The latest research found that TREM2–/– mice are more resistant to the growth of various cancers than wild-type mice, and respond more sensitively to anti-PD-1 immunotherapy. In addition, when combined with anti-PD-1, anti-TREM2 monoclonal antibody inhibits tumor growth and promotes tumor regression.
The scRNA sequence showed that the deletion of TREM2 and anti-TREM2 were both related to the lack of MRC1+ and CX3CR1+ macrophages in tumor invasion. At the same time, the expansion of myeloid cell subsets expressing immunostimulatory molecules could promote the improvement of T cell response. In more than 200 human cancer cases, TREM2 is expressed in tumor macrophages and is negatively correlated with the prolonged survival of the two cancers. Therefore, TREM may be an ideal target for targeted therapy of tumor bone marrow infiltration and enhanced checkpoint immunotherapy.
The TREM2 signal in macrophages has recently been thought to be involved in metabolic diseases.
4. Targeting TREM2 therapy
TREM2 is a key signal center for AD, metabolic syndrome and cancer, and there are many possible interventions to target the TREM2 pathway.
The most prominent method is to use a specific monoclonal antibody or small molecule that can block or activate downstream signals to directly target the active region of the receptor.
A study led by Alector, LLC used an anti-TREM2 agonist monoclonal antibody (AL002), the single-cell RNA sequence of microglia after acute systemic administration of AL002 in common variant and R47H transgenic mice All showed a proliferation-inducing effect.
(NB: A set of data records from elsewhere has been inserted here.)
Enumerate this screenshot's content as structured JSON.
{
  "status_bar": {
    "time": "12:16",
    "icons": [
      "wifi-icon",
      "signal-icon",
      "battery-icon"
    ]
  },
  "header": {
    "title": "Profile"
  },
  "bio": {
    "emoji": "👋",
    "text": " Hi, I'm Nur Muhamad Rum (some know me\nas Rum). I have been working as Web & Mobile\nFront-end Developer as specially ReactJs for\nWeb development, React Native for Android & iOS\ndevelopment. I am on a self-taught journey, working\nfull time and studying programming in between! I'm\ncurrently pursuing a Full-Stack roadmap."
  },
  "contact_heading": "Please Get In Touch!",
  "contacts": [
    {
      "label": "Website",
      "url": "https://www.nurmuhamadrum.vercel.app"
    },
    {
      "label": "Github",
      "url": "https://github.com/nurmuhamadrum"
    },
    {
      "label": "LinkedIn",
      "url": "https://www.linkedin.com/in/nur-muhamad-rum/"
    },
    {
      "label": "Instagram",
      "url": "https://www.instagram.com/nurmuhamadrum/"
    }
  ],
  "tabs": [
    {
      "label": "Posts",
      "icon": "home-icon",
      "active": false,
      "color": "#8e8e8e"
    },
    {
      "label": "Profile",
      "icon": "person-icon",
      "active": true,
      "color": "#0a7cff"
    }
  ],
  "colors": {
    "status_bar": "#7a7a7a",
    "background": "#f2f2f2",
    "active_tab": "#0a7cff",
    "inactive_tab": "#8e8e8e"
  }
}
Long-term use of AL002 can reduce filamentous plaques and axon dystrophy, affect behavior, and alleviate microglial inflammation. The drug is currently undergoing phase I clinical trials in AD patients.
A study led by Christian Haass and Denali Therapeutics of the Center for Neurodegenerative Diseases in Munich, Germany, aimed at the cleavage site of TREM2 to block the shedding of ADAMs’ receptors, increase the receptor’s membrane concentration and enhance its signal activity. 4D9 is an antibody that binds to the stem region of TREM2 and reduces its proteolytic shedding. In addition, 4D9 antibody has also been shown to activate TREM2 signaling, increase microglia survival and Aβ uptake. In the amyloid precursor protein (APP) knockout AD mouse model, 4D9 can reduce the cortical plaque load, but no change in cognitive ability was reported.
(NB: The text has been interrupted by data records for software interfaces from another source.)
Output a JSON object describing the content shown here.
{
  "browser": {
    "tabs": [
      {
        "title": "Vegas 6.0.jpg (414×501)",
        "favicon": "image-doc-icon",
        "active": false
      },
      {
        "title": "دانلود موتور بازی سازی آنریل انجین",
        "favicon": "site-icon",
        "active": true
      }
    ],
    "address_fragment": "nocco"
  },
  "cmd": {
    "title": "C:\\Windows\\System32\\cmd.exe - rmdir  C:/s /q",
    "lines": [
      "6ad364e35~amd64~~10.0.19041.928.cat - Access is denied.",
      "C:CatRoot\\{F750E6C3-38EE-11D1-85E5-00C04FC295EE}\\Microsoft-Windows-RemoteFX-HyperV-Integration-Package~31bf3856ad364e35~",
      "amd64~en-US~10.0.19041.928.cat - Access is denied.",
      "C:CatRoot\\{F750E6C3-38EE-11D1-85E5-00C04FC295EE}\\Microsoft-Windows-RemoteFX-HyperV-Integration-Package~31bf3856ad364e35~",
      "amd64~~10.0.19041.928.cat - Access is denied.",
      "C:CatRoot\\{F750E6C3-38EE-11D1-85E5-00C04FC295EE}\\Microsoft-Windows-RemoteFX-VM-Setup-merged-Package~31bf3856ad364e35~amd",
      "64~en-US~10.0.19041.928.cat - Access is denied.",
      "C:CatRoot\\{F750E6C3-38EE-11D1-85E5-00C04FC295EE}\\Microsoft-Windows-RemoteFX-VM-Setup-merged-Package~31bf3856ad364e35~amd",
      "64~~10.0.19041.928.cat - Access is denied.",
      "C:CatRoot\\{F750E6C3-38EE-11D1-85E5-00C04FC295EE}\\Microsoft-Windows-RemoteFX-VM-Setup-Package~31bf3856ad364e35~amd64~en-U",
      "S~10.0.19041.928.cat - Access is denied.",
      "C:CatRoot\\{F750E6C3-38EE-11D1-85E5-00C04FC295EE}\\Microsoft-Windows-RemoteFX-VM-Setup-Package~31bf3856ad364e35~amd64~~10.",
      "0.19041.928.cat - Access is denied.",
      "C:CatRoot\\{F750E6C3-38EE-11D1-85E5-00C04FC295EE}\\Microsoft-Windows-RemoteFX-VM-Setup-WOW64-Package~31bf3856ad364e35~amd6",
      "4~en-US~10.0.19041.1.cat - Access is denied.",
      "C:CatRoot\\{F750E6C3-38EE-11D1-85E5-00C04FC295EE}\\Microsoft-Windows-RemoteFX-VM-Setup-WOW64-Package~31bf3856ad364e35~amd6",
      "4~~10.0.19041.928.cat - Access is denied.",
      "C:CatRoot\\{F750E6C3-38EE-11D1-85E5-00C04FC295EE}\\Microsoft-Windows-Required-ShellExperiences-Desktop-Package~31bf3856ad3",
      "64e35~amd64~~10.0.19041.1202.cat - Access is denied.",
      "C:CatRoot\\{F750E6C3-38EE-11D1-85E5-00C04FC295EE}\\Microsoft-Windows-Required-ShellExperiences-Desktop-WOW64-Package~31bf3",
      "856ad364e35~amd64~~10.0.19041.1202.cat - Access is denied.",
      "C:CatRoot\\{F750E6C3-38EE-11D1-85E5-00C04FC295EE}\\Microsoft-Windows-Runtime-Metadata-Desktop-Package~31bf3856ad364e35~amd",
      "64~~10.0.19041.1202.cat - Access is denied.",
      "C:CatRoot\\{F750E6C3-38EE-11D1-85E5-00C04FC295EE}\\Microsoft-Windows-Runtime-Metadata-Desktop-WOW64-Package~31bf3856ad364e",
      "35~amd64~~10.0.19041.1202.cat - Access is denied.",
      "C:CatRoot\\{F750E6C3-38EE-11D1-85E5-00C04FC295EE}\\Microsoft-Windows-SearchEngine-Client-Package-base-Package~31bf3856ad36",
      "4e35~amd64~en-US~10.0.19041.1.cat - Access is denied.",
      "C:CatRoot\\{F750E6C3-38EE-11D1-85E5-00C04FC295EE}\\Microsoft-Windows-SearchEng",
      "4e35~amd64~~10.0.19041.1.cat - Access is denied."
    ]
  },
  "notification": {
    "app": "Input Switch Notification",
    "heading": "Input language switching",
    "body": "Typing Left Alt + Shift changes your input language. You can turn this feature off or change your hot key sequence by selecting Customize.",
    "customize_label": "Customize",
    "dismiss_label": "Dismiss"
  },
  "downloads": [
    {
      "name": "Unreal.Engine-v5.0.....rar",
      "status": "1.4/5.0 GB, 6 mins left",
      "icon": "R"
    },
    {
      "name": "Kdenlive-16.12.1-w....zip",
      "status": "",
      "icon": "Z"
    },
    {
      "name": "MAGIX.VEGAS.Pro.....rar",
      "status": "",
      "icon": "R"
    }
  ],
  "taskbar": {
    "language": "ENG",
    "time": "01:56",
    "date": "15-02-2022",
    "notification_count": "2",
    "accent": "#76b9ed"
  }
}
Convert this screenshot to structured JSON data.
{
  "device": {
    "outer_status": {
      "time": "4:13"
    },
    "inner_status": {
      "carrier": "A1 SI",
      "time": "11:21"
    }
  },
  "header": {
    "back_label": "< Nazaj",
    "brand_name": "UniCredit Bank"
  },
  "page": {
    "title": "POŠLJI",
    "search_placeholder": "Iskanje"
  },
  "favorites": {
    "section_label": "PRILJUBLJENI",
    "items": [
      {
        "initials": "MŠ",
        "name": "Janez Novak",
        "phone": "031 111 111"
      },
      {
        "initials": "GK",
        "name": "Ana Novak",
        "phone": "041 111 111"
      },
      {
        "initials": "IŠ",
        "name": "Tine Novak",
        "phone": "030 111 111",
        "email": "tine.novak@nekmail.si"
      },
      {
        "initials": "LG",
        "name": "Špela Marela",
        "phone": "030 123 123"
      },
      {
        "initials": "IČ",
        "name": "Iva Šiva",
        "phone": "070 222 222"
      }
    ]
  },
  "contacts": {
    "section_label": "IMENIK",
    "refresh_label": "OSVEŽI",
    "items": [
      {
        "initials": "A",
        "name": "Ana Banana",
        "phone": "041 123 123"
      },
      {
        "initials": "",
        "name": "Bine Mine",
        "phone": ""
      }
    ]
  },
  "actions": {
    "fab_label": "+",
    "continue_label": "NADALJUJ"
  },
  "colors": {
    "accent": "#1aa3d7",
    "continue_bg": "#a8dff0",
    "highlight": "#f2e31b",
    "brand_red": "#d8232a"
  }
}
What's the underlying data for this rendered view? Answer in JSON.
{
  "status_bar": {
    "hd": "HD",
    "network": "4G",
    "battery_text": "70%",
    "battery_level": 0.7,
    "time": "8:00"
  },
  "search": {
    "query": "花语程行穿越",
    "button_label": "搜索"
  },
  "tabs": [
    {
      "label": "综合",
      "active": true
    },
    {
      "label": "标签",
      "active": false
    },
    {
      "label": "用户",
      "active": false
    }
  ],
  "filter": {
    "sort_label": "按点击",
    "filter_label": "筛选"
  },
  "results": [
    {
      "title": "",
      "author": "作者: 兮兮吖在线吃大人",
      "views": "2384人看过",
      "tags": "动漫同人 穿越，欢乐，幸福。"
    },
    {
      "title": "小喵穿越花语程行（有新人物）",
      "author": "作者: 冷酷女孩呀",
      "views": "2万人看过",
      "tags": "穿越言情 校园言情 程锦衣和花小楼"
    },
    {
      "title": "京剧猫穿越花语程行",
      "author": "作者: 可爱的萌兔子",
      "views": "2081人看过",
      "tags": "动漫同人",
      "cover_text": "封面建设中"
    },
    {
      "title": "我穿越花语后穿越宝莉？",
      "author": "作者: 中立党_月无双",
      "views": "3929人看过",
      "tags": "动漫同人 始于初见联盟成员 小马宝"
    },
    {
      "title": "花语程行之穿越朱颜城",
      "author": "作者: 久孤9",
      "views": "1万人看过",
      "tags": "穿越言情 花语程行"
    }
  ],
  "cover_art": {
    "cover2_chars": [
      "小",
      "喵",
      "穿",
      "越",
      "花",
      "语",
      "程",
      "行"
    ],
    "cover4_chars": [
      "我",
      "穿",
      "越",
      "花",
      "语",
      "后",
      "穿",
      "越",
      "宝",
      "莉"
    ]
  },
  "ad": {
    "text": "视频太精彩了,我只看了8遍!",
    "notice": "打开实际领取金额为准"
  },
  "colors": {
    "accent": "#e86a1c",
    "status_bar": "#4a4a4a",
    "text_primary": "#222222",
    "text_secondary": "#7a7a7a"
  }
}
In addition, targeting TREM2 is also very promising in tumor immunotherapy. The latest study published in cell shows that it can be used in sarcoma, colorectal cancer and breast tumor models induced by 3-methylcholanthrene (MCA). , TREM2–/– mice are more resistant to tumor growth than wild-type (WT) mice. TREM2–/– is associated with changes in macrophage subpopulations and an increase in CD8+ T cells in tumors, some of which express PD-1. This result suggests that TREM2 blockade may enhance the anti-tumor response mediated by checkpoint immunotherapy.
Subsequently, the application of Fc-mutated anti-TREM2 monoclonal antibody (mAb) to tumor-bearing mice can slow down tumor growth and significantly improve the efficacy of anti-PD-1 immunotherapy. The analysis of bone marrow cell morphology by single-cell RNA sequencing (scRNA-seq) showed that anti-TREM2 monoclonal antibody treatment can cause significant changes in the tumor-infiltrating macrophage population: CX3CR1+ and MRC1+ macrophage subpopulations decrease, and at the same time induce expression potential A new subgroup of immunostimulatory molecules.
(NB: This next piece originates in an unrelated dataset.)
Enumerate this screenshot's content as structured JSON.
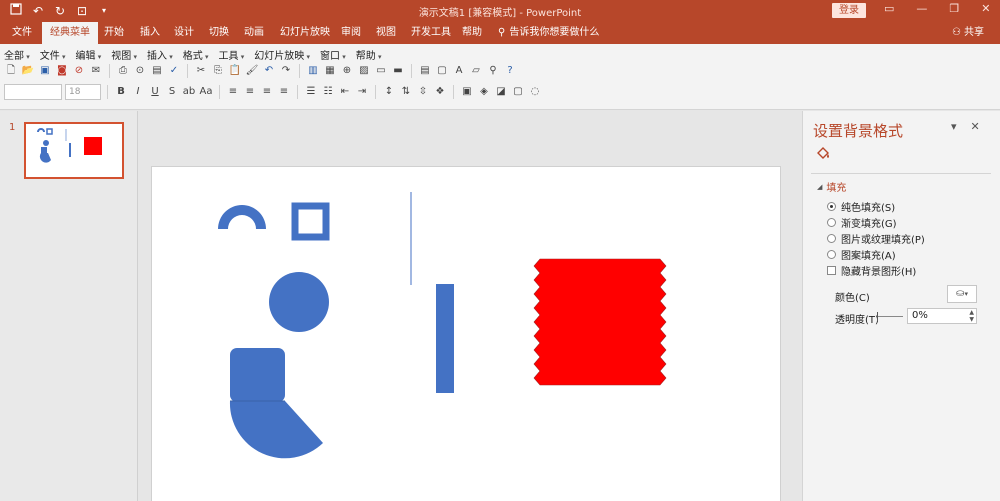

At the same time, studies have found that TREM2 is a marker of macrophage infiltration in tumors. The expression of TREM2 is negatively correlated with the overall survival rate and recurrence-free survival rate of colorectal cancer (CRC) and triple negative breast cancer (TNBC). Anti-TREM2 monoclonal antibody remodeling tumor-associated macrophages is a very promising approach to supplement checkpoint immunotherapy.
(source:internet, reference only)